Wright stars as activist Altheia Jones-LeCointe in Mangrove, one of the films within Small Axe. In preparation for the role, she met with Jones-LeCointe, an instrumental leader in the fight for Black liberation in the 1960s. She was one of the Mangrove Nine, a group of protesters who were arrested in 1970 for conspiracy to incite a riot at Notting Hill’s Mangrove Restaurant. They were ultimately cleared of the charge, and the case is widely held to be the first time a judge officially acknowledged racism within the Metropolitan Police.
The timing of Mangrove feels particularly important. “Preparing for it, doing it, giving all that you can to it—and then you get to 2020, and you’re like, ‘Hold up a minute, this is happening again.’ People aren’t going out to protest because they want to. It’s aggravation after aggravation, and standing up for justice.”
Wright attributes much of her success to her connection with God. As her acting career took off in her late teens, she put herself under intense mental strain: “I remember analyzing every single thing. If I went on a red carpet, I’d analyze the picture. If I did an interview, I’d analyze the video. If I spent time with friends, after I left, I’d think to myself, ‘Why did I laugh like that? Why did I show teeth?’” She says when she joined the church at age 22, she was finally able to see the bigger picture. “I started to realize that, you know, it’s not about me, it’s not about how much people can validate me. I started to see the power of God and not the power of man.”

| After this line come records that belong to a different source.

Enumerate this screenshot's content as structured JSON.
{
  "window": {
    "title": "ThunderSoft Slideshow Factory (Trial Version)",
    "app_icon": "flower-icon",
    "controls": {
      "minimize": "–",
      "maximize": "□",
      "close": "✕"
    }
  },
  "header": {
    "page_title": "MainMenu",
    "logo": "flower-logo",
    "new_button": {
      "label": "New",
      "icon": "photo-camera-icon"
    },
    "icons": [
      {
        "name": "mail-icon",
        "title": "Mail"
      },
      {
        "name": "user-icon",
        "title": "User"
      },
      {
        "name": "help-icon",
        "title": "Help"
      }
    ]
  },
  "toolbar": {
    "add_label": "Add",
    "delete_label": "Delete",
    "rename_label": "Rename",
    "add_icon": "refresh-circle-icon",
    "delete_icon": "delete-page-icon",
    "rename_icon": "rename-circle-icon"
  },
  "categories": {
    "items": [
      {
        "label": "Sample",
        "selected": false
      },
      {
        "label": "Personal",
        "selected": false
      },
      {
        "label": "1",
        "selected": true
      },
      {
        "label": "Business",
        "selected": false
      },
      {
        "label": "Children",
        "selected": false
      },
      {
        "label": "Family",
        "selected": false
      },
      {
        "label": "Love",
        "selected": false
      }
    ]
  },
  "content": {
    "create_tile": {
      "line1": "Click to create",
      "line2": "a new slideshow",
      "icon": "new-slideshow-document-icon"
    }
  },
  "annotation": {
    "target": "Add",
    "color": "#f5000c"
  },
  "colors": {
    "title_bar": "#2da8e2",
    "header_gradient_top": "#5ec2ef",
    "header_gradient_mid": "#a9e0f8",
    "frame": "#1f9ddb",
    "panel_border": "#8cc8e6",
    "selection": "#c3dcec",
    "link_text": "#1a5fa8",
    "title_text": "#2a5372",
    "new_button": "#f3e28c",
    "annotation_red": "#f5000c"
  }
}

Like many others, Wright has also used her time in quarantine to contemplate her life and look inward. A fan of Guyana’s slow-paced culture, she has even considered relocating there. “It’s perfect, because if I need to go to the U.S., it’s quick. It’s not as complicated as it seems,” she tells me, sounding like she’s close to making up her mind on a move. “It’s so funny—last night, some stuff popped up on YouTube about African Americans relocating to Africa and how happy they were. I was like, ‘This is actually the way to be. Why are we fighting [racists in the U.S.]? Why are we shouting at them to give us space when we can go to our motherland and have space there?’”
Shortly after we speak, Wright takes to social media again, but this time as part of the collective mourning for Chadwick Boseman. A few days earlier, her Black Panther costar, who was secretly battling colon cancer, tragically passed away at the age of 43. Wright, whose character Shuri is sister to Boseman’s T’Challa, penned a beautiful five-minute poem, a tribute to her friend sure to make you weep, in which she says: “I wish I got to say goodbye. I messaged you a couple of times, but I thought you were just busy. I didn’t know you were dealing with so much.” She continues: “It is also written that all things are made new, there is light in the darkness.” It echoes a line she left me with as we said goodbye on that baking-hot day.

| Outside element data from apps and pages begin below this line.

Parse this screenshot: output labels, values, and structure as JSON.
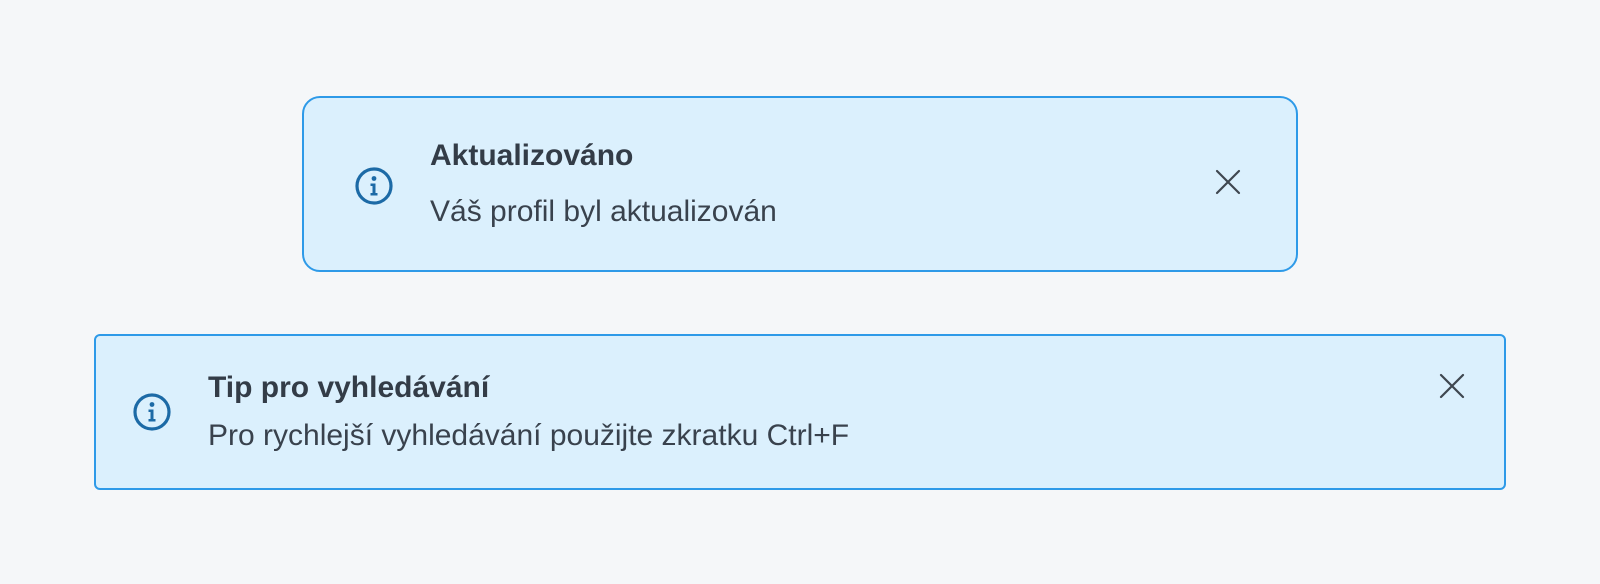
{
  "colors": {
    "page_background": "#f5f7f9",
    "alert_background": "#dbf0fd",
    "alert_border": "#2e9ae8",
    "icon": "#1c6aa6",
    "text": "#333c47"
  },
  "alerts": [
    {
      "icon": "info-circle-icon",
      "title": "Aktualizováno",
      "message": "Váš profil byl aktualizován",
      "close_icon": "close-icon"
    },
    {
      "icon": "info-circle-icon",
      "title": "Tip pro vyhledávání",
      "message": "Pro rychlejší vyhledávání použijte zkratku Ctrl+F",
      "close_icon": "close-icon"
    }
  ]
}
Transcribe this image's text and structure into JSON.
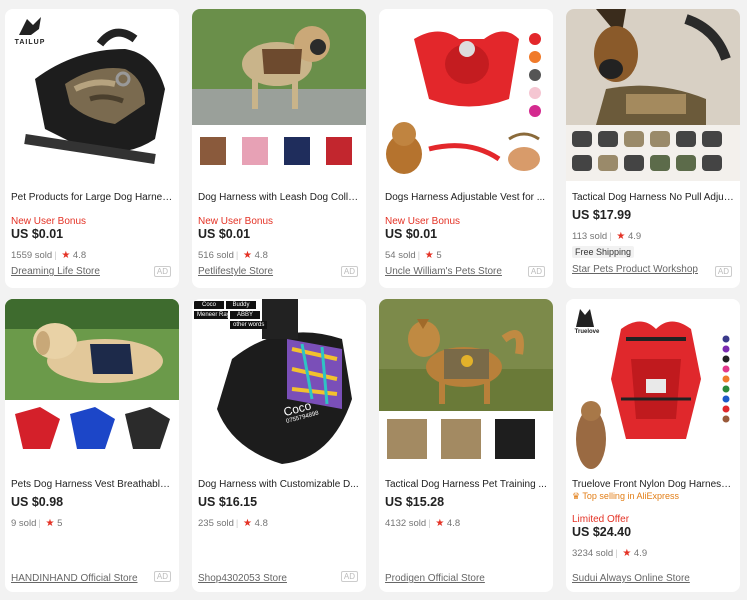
{
  "products": [
    {
      "title": "Pet Products for Large Dog Harnes...",
      "bonus": "New User Bonus",
      "price": "US $0.01",
      "sold": "1559 sold",
      "rating": "4.8",
      "store": "Dreaming Life Store",
      "ad": "AD",
      "brand": "TAILUP"
    },
    {
      "title": "Dog Harness with Leash Dog Colla...",
      "bonus": "New User Bonus",
      "price": "US $0.01",
      "sold": "516 sold",
      "rating": "4.8",
      "store": "Petlifestyle Store",
      "ad": "AD"
    },
    {
      "title": "Dogs Harness Adjustable Vest for ...",
      "bonus": "New User Bonus",
      "price": "US $0.01",
      "sold": "54 sold",
      "rating": "5",
      "store": "Uncle William's Pets Store",
      "ad": "AD"
    },
    {
      "title": "Tactical Dog Harness No Pull Adjus...",
      "price": "US $17.99",
      "sold": "113 sold",
      "rating": "4.9",
      "shipping": "Free Shipping",
      "store": "Star Pets Product Workshop",
      "ad": "AD"
    },
    {
      "title": "Pets Dog Harness Vest Breathable ...",
      "price": "US $0.98",
      "sold": "9 sold",
      "rating": "5",
      "store": "HANDINHAND Official Store",
      "ad": "AD"
    },
    {
      "title": "Dog Harness with Customizable D...",
      "price": "US $16.15",
      "sold": "235 sold",
      "rating": "4.8",
      "store": "Shop4302053 Store",
      "ad": "AD",
      "tags": [
        "Coco",
        "Buddy",
        "Meneer Ray",
        "ABBY",
        "other words"
      ],
      "badge_name": "Coco",
      "badge_phone": "0755794898"
    },
    {
      "title": "Tactical Dog Harness Pet Training ...",
      "price": "US $15.28",
      "sold": "4132 sold",
      "rating": "4.8",
      "store": "Prodigen Official Store"
    },
    {
      "title": "Truelove Front Nylon Dog Harness...",
      "top": "Top selling in AliExpress",
      "limited": "Limited Offer",
      "price": "US $24.40",
      "sold": "3234 sold",
      "rating": "4.9",
      "store": "Sudui Always Online Store",
      "brand": "Truelove"
    }
  ],
  "star_glyph": "★",
  "crown_glyph": "♛",
  "colors": {
    "red": "#e43225",
    "orange": "#e27d15",
    "background": "#f2f2f2"
  }
}
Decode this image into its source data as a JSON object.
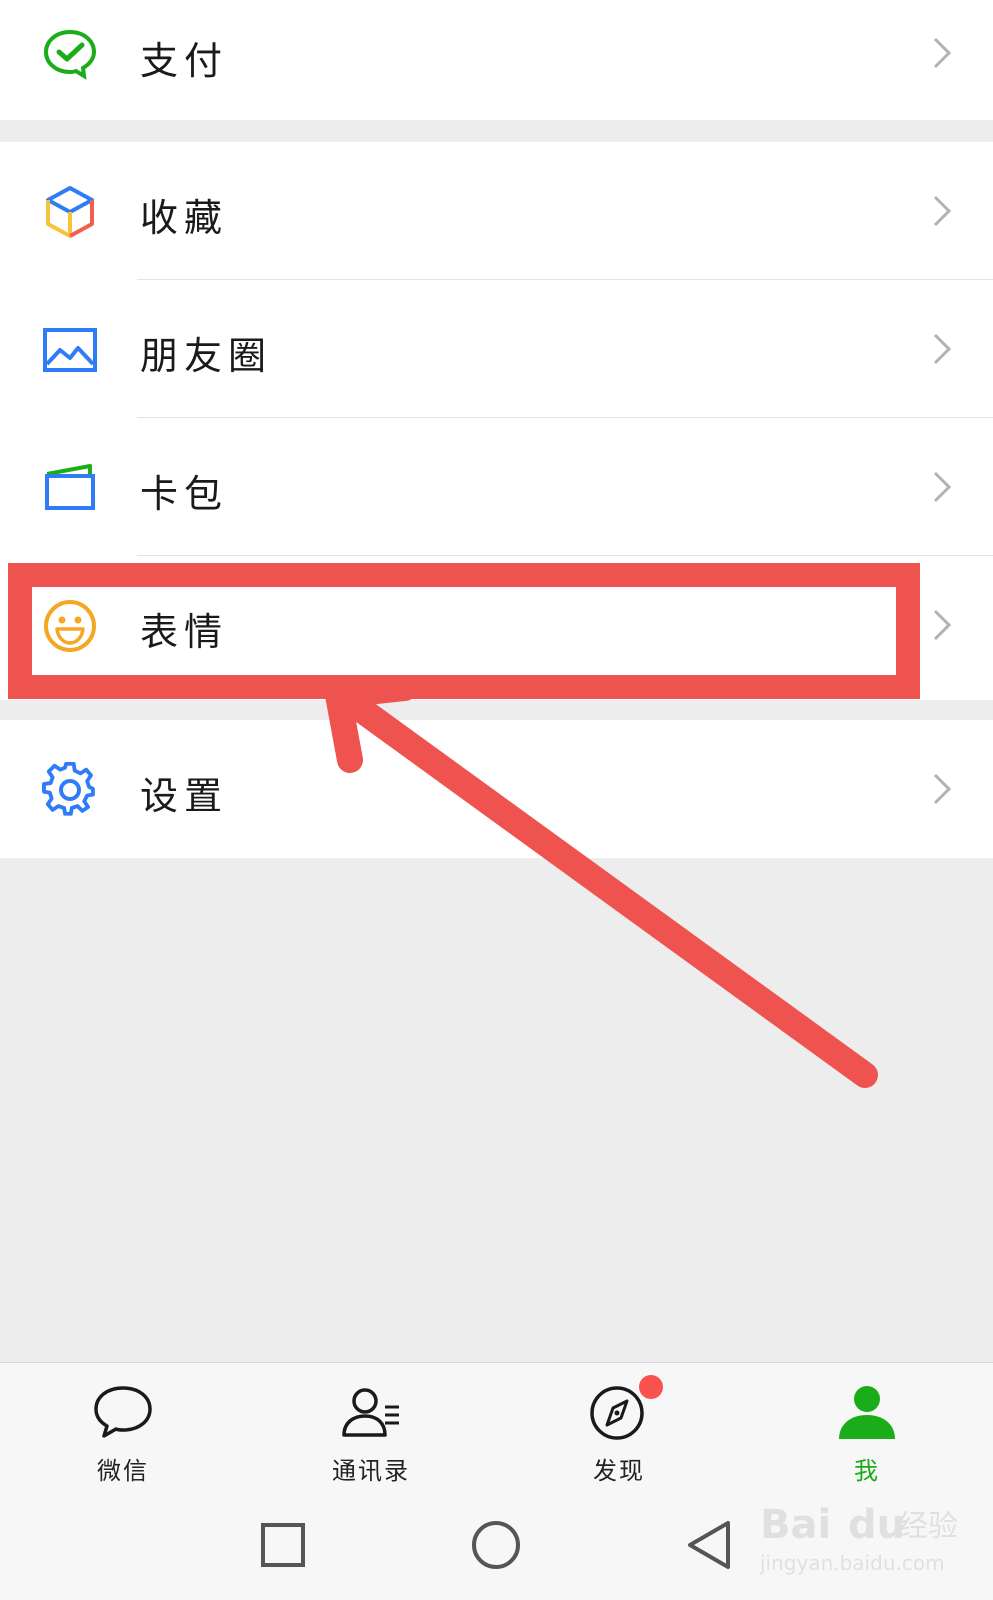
{
  "menu": {
    "pay": {
      "label": "支付",
      "icon": "wechat-pay-icon"
    },
    "favorites": {
      "label": "收藏",
      "icon": "cube-icon"
    },
    "moments": {
      "label": "朋友圈",
      "icon": "picture-icon"
    },
    "cards": {
      "label": "卡包",
      "icon": "wallet-icon"
    },
    "stickers": {
      "label": "表情",
      "icon": "smiley-icon"
    },
    "settings": {
      "label": "设置",
      "icon": "gear-icon"
    }
  },
  "tabbar": {
    "chats": "微信",
    "contacts": "通讯录",
    "discover": "发现",
    "me": "我",
    "active": "me",
    "discover_badge": true
  },
  "annotation": {
    "color": "#ef5350",
    "target": "stickers"
  },
  "watermark": {
    "brand": "Bai",
    "brand2": "du",
    "tag": "经验",
    "url": "jingyan.baidu.com"
  },
  "colors": {
    "accent": "#1aad19",
    "background": "#ededed",
    "badge": "#fa5151"
  }
}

“I’m happy to be a light in the world. That’s my spirit,” she says. “I can’t be anything else. And if I am, then something’s wrong.”
Styled by Jenny Kennedy; Hair by Stefan Bertin at The Wall Group; Makeup by Rebekah Lidstone at Frank Agency; Manicure by Simone Cummings at Jaq Management; Set design by Emma Winter.